  • The dispersal is dependent on external agents such as wind or animal.
  • The seeds may not end up in a place where they will be able to grow.

Animal dispersal

Animals disperse seeds in several ways. Some plants, like the burr at left, have that get tangled in animal fur, and are then carried to new sites.  Other plants produce their seeds inside fleshy fruits that then get eaten be an animal. The fruit is digested by the animal, but the seeds pass through the digestive tract, and are dropped in other locations.


Seeds are enclosed within a pod that explodes open when it becomes dry, e.g. pea.


Wind dispersal
Seeds are generally very light and usually have some anatomical adaptation (hairs, wings) that enables them to be transported a long distance from parent plant, e.g. dandelion.


Water dispersal
Seeds are usually enclosed within an air-filled fruit that is capable of floating, e.g. water lilies.


Germination of seed

  • Germination is the process of seeds developing into new plants.
  • When suitable environment conditions are available, the seed will germinate.


Process of germination

  • Water imbibation results in rupture of seed coat, uniform imbibation is important   and approximately optimum temperatures are required
  • The imbibition of the seed coat results in emergence of the radical and the plumule, the cotyledons get   unfolded. It is important that  the temperature and photo period  are required in optimum amounts
  • This marks the final step in the germination of the seed where the  cotyledons are expanded which are the true leaves.


Conditions for germination
the environmental conditions necessary for germination include

  • Suitable temperature

Temperature influences the rate of enzyme controlled reactions going on inside the seed. Increasing temperature increases the rate of enzyme reactions up to the optimum temperature. Temperatures above this denature the enzymes.

  • Sufficient water

Seed is soaked into the water. It absorbs water. The water enters into seed through micropyle. The seed swells and breaks the testa. It gives way to the delicate embryo to grow out. The soaked seed also increases the permeability of testa to oxygen. Water provides medium for enzyme action

  • Oxygen
    Oxygen is required for aerobic respiration. Respiration provides the energy for metabolic reactions occurring inside the seed, which are necessary for growth.


Role of enzymes during germination

  • The seeds may contain starch, proteins or fats as storage material in their cotyledons.
  • When the seeds are soaked in water, the enzymes in the cotyledons become active.
  • They break large complex insoluble storage materials to the small simple soluble substances that can be transported to the growing region of the embryo where oxidation of the end products of digestion releases energy.germination-enzymes

Changes in the dry mass of seed during germination

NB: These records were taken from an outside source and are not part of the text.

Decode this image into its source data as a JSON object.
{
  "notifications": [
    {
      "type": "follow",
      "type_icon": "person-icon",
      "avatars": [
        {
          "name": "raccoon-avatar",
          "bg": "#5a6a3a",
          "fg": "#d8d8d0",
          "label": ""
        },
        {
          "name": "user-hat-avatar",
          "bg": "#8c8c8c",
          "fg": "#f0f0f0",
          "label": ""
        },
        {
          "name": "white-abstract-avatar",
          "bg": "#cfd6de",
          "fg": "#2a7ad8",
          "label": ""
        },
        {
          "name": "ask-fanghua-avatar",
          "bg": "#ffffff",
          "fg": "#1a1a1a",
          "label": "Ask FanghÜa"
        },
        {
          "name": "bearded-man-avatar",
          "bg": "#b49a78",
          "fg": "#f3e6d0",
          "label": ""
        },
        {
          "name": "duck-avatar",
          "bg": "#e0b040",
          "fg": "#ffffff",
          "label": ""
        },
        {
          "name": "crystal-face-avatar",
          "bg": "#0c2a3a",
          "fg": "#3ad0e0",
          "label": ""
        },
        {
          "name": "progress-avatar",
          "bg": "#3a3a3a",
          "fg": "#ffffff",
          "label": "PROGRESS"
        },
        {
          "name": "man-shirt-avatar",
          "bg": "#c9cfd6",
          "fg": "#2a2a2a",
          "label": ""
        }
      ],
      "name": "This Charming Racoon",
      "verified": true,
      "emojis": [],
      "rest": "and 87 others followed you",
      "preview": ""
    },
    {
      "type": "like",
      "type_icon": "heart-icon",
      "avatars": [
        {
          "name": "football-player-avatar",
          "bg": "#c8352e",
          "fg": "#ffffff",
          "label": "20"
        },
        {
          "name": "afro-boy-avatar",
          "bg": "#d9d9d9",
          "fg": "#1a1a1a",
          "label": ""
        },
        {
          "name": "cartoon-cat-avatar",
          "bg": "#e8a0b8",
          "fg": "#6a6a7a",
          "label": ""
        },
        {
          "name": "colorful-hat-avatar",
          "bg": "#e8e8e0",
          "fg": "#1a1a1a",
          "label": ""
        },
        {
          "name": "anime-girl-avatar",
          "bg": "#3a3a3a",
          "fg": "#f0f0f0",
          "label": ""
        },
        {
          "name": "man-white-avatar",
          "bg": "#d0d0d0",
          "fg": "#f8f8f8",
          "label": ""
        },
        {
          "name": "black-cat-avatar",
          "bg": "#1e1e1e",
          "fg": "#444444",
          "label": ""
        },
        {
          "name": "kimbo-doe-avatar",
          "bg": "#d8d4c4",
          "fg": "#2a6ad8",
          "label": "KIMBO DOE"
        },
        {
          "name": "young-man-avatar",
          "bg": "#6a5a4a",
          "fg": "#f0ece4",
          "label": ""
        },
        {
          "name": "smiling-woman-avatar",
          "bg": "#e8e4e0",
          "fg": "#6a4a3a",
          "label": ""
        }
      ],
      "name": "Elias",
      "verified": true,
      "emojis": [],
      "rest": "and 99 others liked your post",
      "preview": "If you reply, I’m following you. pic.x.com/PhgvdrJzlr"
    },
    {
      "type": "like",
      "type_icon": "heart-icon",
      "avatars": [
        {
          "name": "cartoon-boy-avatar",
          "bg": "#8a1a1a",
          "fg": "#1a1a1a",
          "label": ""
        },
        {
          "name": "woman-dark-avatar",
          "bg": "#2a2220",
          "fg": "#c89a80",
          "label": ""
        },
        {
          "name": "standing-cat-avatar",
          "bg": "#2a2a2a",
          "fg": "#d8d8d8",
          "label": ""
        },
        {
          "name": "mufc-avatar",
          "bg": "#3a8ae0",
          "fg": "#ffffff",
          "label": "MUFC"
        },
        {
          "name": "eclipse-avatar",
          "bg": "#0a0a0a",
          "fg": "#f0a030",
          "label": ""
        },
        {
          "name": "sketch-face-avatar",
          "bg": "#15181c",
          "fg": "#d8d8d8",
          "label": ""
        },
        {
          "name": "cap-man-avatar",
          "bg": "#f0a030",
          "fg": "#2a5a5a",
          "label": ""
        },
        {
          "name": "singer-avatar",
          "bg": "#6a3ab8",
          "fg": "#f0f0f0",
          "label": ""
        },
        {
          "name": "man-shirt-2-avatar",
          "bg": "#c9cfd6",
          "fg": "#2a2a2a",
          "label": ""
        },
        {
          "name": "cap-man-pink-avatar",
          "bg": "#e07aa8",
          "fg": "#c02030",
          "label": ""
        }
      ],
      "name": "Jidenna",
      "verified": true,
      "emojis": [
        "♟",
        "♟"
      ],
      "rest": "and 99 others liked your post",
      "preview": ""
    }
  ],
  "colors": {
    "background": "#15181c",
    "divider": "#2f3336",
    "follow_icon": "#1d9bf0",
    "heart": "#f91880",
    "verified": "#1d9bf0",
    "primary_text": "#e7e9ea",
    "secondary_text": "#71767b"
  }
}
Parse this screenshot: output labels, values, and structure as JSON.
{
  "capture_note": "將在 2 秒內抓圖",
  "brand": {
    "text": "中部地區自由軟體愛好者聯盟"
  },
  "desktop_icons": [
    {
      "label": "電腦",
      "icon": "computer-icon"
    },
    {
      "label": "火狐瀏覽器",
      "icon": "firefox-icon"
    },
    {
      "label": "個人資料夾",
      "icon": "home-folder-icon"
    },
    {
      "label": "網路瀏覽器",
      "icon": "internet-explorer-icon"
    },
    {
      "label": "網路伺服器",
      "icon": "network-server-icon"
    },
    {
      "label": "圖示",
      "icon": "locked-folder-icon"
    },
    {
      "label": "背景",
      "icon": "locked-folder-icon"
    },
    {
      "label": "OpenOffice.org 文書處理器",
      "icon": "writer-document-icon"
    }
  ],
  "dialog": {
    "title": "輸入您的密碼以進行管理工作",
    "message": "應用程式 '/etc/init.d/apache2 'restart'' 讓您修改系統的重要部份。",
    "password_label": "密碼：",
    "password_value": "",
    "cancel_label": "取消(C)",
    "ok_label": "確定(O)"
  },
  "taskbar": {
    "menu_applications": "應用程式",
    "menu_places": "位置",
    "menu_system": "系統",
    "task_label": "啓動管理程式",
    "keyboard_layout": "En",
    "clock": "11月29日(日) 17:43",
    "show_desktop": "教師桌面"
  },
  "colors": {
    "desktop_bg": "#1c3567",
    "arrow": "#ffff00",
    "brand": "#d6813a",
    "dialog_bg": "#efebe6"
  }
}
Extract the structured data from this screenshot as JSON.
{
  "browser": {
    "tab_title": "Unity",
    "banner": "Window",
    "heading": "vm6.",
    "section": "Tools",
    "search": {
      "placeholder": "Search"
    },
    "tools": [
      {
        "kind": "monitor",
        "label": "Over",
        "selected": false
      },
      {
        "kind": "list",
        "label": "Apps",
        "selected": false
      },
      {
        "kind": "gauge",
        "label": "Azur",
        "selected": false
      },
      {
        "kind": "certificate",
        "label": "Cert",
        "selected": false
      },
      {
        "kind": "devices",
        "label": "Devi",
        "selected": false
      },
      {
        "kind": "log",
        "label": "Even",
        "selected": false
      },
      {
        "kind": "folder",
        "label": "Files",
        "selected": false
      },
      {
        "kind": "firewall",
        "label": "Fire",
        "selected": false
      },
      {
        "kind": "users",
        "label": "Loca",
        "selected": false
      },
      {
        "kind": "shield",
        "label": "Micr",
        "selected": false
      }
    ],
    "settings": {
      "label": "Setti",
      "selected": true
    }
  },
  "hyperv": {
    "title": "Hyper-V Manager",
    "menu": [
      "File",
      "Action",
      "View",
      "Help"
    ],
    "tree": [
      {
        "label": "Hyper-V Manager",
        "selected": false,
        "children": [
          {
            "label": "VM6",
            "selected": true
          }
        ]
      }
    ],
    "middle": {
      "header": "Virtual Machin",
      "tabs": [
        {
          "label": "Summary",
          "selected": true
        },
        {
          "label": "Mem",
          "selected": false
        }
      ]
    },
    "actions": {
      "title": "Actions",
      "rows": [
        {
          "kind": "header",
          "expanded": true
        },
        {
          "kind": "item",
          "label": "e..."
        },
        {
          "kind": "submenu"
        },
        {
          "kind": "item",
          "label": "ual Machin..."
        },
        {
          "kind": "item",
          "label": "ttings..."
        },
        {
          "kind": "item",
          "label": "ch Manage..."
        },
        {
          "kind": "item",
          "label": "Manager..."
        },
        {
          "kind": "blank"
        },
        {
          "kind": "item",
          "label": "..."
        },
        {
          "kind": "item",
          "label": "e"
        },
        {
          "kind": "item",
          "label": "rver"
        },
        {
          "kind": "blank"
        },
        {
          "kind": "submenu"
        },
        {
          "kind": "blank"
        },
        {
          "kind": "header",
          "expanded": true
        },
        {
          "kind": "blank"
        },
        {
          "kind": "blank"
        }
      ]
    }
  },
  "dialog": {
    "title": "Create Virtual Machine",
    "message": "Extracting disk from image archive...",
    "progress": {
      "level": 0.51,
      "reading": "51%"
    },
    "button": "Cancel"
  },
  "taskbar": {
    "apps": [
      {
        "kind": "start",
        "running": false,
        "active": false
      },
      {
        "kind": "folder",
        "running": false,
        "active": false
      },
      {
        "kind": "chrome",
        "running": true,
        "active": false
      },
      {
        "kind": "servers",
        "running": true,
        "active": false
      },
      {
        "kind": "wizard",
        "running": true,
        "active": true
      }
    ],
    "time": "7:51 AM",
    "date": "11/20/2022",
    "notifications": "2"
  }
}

Dry mass of the seed and seedling reduces till the development of the green foliage. After the green foliage develops, plants manufacture carbohydrates that are stored or converted to protoplasm, and then increase the dry mass of growing seedling.